  1. […] People Skills Learning: Why We Label People & How to Stop | #PeopleSkillsby Kate Nasser | Leave a comment » 31 4 23 3People skills learning gives us the ability to replace bad interaction habits with productive ones. One of those bad habits — labeling others — is well worth replacing. Labels limit others and limit interaction. Even labels that we mean with good intentions, can create resentment and the desire for revenge. Let’s look at why we label and how to stop.People Skills Learning: Why We Label & How to Stop. Image licensed from 123RF.com.Image licensed via dirkercken / 123RF Stock Photo Copyright.People Skills Learning: A World of PossibilitiesPicture babies who are starting to speak.

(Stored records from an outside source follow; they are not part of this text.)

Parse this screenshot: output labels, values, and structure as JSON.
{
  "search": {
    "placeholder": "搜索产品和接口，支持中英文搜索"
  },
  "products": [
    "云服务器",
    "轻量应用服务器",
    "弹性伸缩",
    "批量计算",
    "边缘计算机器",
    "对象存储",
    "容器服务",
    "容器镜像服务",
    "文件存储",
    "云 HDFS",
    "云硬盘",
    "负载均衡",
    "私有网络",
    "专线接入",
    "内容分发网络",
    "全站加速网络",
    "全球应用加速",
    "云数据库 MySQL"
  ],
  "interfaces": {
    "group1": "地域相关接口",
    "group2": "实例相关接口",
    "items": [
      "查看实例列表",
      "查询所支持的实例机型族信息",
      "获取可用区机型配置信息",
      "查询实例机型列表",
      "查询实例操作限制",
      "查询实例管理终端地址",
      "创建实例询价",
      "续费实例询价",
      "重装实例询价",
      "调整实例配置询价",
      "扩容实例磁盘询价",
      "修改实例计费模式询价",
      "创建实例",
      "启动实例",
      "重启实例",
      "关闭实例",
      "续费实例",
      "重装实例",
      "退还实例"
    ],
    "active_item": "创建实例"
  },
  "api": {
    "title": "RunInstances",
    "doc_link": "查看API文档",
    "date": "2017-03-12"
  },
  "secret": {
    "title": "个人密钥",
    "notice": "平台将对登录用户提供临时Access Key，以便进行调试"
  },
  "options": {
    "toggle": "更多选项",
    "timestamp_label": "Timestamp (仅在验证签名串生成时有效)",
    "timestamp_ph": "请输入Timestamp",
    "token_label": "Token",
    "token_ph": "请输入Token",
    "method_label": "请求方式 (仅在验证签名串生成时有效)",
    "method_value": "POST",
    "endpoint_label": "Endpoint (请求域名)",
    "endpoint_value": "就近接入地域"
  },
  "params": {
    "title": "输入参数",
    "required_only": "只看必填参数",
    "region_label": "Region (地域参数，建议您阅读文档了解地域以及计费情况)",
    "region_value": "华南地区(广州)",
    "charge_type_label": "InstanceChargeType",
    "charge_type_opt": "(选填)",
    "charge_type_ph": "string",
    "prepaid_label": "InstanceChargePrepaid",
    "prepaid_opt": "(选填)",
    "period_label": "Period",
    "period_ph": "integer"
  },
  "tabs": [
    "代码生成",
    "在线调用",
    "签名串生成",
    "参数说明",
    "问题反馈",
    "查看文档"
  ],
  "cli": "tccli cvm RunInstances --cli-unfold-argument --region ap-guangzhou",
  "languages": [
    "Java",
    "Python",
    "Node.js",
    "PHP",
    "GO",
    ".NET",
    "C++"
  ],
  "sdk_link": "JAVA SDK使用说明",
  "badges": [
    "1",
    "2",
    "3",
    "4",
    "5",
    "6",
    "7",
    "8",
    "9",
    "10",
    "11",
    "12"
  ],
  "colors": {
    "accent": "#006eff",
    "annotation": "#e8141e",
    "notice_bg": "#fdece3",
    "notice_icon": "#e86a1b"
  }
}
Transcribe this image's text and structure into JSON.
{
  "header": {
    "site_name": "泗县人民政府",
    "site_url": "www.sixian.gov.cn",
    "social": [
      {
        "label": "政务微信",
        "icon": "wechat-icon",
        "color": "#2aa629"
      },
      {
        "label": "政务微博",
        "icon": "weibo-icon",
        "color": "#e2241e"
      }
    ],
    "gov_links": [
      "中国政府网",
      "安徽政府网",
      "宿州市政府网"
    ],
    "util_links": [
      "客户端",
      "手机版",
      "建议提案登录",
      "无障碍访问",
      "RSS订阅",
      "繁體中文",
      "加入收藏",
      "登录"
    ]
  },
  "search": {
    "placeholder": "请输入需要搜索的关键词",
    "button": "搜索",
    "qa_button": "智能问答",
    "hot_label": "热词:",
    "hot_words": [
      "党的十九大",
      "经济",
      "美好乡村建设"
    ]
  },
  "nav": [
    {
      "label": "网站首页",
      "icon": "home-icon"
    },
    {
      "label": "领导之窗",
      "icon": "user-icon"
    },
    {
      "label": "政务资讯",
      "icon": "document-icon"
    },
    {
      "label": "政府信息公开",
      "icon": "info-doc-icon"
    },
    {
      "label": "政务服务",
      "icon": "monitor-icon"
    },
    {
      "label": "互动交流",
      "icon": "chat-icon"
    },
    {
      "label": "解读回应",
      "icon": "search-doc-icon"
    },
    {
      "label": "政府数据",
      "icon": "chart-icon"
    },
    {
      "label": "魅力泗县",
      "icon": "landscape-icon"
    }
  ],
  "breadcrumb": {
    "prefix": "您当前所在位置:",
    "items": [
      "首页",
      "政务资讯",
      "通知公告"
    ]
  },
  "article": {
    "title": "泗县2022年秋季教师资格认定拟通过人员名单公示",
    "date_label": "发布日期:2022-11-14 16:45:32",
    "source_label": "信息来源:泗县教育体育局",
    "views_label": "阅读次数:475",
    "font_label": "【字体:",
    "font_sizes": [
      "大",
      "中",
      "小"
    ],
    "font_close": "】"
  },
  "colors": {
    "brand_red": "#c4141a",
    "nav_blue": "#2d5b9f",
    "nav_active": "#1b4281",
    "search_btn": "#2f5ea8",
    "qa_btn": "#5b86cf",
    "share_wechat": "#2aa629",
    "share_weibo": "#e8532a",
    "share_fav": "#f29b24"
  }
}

As they learn, they use whatever words they know to describe what they see. They label. Labeling is part of early learning. As babies grow up they learn more. They replace their early labels with more accurate descriptions. They see that the early labels were an initial view, a piece of the truth.When I was little, I learned the word mommy. Then adults would say something like, “Oh your mother is over there.” After that, I called her “mommy mother.” I combined all the information in to a new label. Eventually I learned they were different words for the same person.As adults we also label as we learn new things. If we stop learning, we cling to the labels we started with. It can become our implicit bias that we live and use daily to label others. If we keep learning we move past the labels. We replace the labels with more knowledge and awareness.Keep learning about people to stop labeling them. #PeopleSkillsCLICK TO TWEETPeople Skills Learning to Stop Labeling OthersBe aware of our own fears and insecurities. Self-awareness opens our minds. It gives us the courage to learn about others instead of labeling them from afar.Consider why we use specific labels that limit others. Did an authority figure teach us those labels? Have we absorbed them from popular use without considering if they’re true? Did we start using harmful labels when we felt we didn’t matter?Ask more questions. Talk to people. It keeps us in learning mode. It gives us knowledge and insight to replace labels. “If you’re tired of arguing with strangers on the Internet, try talking with one of them in real life. ~Barack Obama, Farewell Address Jan. 2017”Describe behavior with greater clarity instead of labeling people. People are deeper than labels.If we don’t like the behavior we see, state what change we want to see. For example, if a teammate isn’t completing their tasks and it’s delaying our work, it’s far more productive to speak with the teammate and express what we need instead of labeling them as lazy.  […]

KateNasser on Facebook KateNasser on Google+ KateNasser on Twitter KateNasser on LinkedIn KateNasser on Pinterest